Sorry, yes you are correct…it would be a button and not a crown. The reason I asked is that would help me to determine what movement you had. Orient later came out with a time and day date setting that could all be accomplished with one crown. The cal 469 and others had the separate quick set day “button”. Your picture says it all though. The movement is the earlier cal 1942 which I believe was the predecessor of the cal 469. Also I think it was based on the Seiko 6000 series whereas the cal 469 was based on Seiko’s 7000 series. Both are great durable movements. You are correct about the screws securing the dial. After loosening the screws enough to remove the dial it’s a good idea to turn them back in a few turns so they don’t work their way out and play hide and seek with you. Not having worked with these or Seiko movements in the past I would advise against going too far with its dis assembly. After removing the dial you won’t really be able to see much as the calendar mechanism will obscure most of your view of the setting assembly. You’ll be able to see a little but not everything without removing part of the calendar mechanism. These calendar mechs. can be a little difficult to work with at first and some practice with your own movements would be highly advised! They are simple mechanisms but there are some tiny springs that can go flying into outer space if you are not familiar with them. So if you do need to go further and don’t have anything to practice on then my advise would be to pass the job on to someone that knows Seiko’s and not risk damage to your friends watch.

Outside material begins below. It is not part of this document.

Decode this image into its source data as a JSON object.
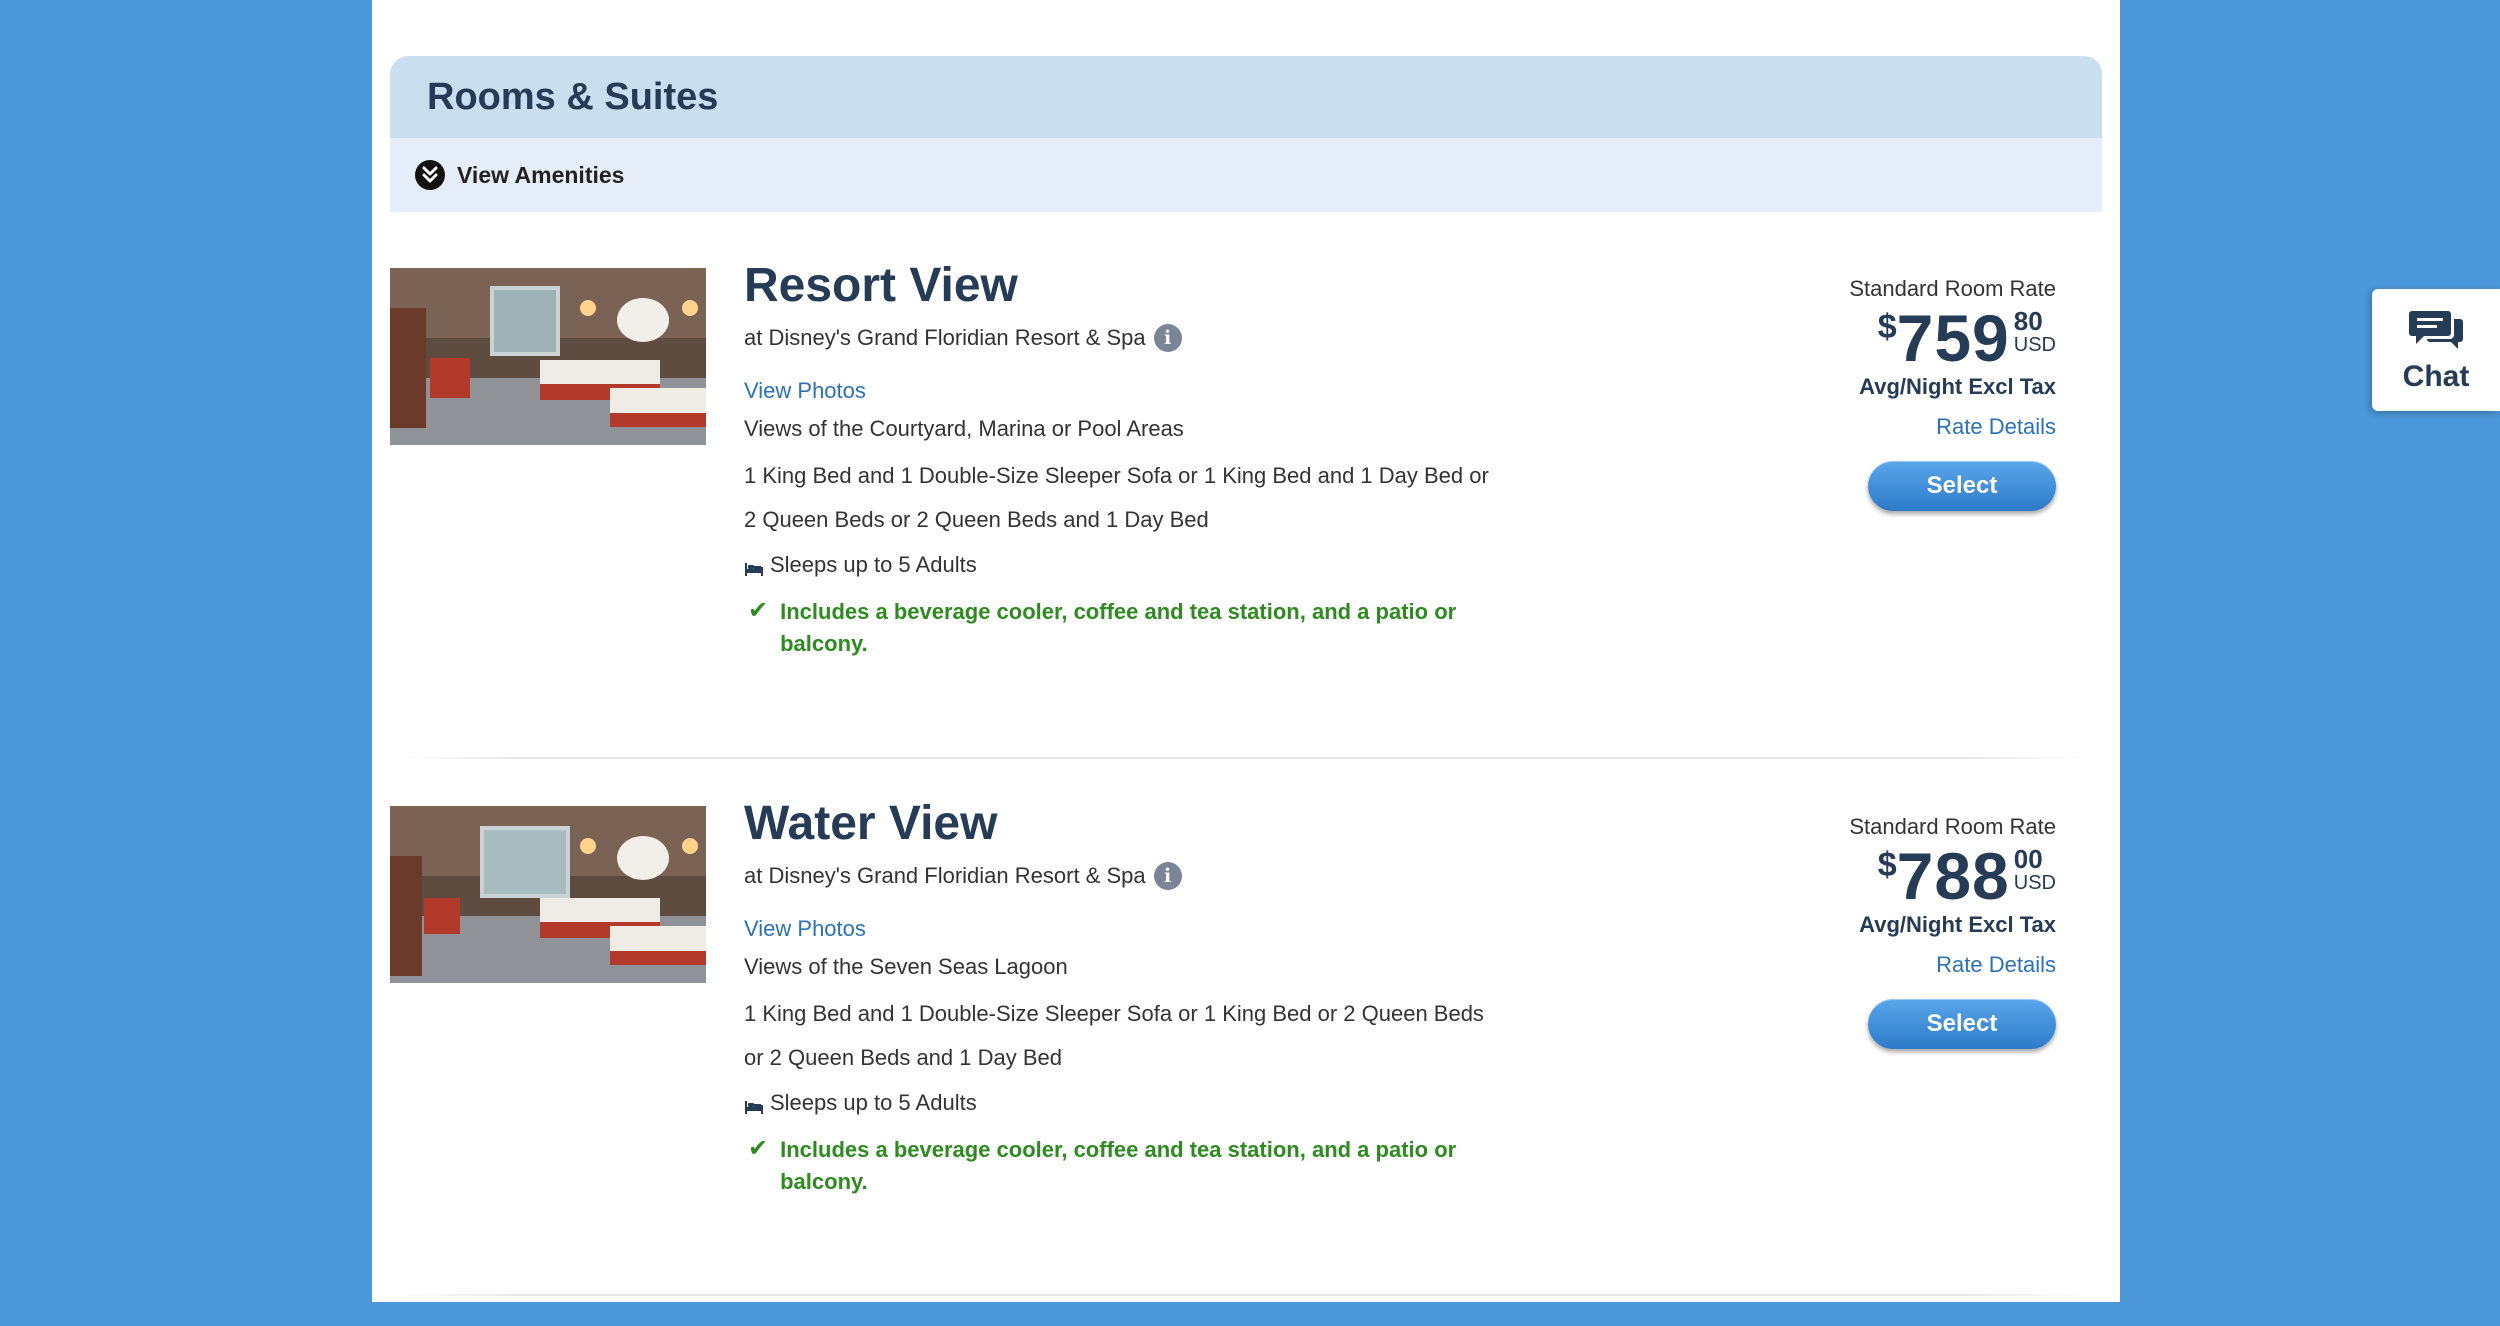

There are a few more things that you can check though. It’s possible that the stem isn’t installed correctly. If you haven’t already, try inserting the stem again…just in case. When you remove the stem check under the crown and make sure there isn’t dirt build up under the crown and in the crown gasket groove. This can keep the crown from seating all the way down on the tube lessening it’s intended travel which may prevent the watch from moving out of the setting position. This is a common problem with waterproof crowns. If that doesn’t do the trick then try removing the movement from the case again and then test the setting mechanism. This will remove the case tube and case from the testing phase and will tell you if there is a problem between the case tube or case itself and the movement. If it works well out of the case then you can easily find the cause of your problem. Casing a movement can be tricky too. It’s possible that the movement isn’t tight or is tilted or twisted a little in the case. If the movement is able to move or shift even the slightest bit in the case it’s very possible you won’t be able to disengage it from of setting mode.
Please let us know what you find out Jimmy,